[Items listed in a dataset]
==================================================

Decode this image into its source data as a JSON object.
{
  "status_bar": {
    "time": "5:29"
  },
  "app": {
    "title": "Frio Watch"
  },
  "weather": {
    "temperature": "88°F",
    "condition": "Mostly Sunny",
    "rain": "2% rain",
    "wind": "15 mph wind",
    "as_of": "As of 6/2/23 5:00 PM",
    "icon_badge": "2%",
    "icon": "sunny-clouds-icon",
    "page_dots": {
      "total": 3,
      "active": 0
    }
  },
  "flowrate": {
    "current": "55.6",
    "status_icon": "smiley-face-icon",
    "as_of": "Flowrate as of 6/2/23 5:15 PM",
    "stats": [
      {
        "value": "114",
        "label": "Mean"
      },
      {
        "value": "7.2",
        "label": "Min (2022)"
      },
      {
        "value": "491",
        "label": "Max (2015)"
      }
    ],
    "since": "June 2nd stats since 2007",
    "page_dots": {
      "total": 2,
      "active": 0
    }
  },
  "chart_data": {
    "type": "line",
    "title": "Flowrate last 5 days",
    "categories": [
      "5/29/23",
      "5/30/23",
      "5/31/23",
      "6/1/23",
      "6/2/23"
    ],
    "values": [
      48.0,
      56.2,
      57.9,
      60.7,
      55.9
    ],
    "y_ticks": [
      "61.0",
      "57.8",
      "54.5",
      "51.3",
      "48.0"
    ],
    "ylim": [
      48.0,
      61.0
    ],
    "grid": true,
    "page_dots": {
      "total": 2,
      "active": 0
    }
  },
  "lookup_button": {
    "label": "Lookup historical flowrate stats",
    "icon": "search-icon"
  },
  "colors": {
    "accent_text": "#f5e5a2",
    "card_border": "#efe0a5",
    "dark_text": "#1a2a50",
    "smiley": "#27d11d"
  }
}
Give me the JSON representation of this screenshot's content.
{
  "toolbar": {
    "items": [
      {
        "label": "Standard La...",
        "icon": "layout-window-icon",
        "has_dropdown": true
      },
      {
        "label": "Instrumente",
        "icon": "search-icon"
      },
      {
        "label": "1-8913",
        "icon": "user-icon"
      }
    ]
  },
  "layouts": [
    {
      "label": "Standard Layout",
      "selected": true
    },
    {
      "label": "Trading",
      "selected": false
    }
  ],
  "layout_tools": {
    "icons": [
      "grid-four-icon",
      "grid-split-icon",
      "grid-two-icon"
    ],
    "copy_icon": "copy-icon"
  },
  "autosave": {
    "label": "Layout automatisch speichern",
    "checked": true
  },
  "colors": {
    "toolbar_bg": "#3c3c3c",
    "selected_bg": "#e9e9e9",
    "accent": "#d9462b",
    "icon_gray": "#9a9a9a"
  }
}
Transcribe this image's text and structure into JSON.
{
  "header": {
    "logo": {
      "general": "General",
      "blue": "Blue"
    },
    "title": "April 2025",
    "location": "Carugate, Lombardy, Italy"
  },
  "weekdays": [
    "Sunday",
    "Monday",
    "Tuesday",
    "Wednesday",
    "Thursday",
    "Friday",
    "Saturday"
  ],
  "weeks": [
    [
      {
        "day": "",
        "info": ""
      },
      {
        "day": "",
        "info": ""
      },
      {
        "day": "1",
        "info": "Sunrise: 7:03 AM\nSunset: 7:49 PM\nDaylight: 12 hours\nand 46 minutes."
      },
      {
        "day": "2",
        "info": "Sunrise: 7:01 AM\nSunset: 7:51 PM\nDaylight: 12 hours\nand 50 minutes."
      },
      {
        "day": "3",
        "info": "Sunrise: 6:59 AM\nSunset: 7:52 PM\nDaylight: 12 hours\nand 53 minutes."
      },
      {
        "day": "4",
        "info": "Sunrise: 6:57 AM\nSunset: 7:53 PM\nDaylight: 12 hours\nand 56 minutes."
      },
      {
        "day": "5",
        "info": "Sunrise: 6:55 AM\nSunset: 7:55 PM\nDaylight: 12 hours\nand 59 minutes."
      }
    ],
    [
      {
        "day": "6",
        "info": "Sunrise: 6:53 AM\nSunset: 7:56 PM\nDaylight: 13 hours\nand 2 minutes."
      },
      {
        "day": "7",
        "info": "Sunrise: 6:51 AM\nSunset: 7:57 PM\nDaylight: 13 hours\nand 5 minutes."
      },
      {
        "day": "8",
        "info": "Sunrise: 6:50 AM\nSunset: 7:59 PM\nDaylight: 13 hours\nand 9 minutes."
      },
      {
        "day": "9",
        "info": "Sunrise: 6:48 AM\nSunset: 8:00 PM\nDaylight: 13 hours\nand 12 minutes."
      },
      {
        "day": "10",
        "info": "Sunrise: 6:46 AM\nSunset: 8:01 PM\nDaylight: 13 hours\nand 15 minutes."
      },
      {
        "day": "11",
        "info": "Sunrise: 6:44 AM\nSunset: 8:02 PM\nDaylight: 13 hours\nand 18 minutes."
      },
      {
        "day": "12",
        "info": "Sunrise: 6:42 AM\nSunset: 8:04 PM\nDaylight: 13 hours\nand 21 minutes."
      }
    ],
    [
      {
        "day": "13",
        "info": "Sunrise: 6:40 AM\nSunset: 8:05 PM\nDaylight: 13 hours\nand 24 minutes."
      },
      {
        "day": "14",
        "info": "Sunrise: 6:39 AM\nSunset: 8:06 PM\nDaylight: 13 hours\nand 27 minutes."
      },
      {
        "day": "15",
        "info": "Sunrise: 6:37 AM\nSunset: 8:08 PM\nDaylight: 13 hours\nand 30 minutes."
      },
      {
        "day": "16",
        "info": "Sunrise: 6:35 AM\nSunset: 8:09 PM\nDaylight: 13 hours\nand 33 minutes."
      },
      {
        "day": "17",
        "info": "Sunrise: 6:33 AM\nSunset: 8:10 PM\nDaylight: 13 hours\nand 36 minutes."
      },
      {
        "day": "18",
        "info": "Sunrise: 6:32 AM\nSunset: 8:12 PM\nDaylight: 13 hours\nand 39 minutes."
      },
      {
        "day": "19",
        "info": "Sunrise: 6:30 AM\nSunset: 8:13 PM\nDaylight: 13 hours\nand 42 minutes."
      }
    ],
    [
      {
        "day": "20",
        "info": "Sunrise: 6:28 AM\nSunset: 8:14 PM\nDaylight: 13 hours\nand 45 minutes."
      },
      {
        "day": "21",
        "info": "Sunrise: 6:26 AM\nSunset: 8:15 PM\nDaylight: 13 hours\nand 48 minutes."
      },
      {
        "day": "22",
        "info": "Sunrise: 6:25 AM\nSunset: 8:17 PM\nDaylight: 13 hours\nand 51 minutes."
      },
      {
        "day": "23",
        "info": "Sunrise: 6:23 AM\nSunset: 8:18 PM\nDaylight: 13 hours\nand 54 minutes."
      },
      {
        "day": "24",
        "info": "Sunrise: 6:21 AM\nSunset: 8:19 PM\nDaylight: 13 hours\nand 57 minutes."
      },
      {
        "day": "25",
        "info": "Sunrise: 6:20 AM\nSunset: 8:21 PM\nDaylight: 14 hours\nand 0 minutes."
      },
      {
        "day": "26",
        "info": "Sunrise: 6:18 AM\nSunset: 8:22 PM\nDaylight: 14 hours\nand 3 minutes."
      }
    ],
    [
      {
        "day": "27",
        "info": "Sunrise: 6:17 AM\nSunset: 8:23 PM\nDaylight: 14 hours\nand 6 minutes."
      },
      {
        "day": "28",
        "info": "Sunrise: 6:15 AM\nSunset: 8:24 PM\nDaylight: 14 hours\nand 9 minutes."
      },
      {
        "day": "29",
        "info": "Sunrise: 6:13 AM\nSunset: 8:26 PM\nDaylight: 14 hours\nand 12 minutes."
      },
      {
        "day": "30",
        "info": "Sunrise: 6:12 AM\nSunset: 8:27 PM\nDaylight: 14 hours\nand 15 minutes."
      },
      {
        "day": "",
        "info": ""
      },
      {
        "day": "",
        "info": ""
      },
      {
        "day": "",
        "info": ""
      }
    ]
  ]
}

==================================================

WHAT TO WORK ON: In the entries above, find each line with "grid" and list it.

SOLUTION TO THIS TASK:
    "grid": true,
      "grid-four-icon",
      "grid-split-icon",
      "grid-two-icon"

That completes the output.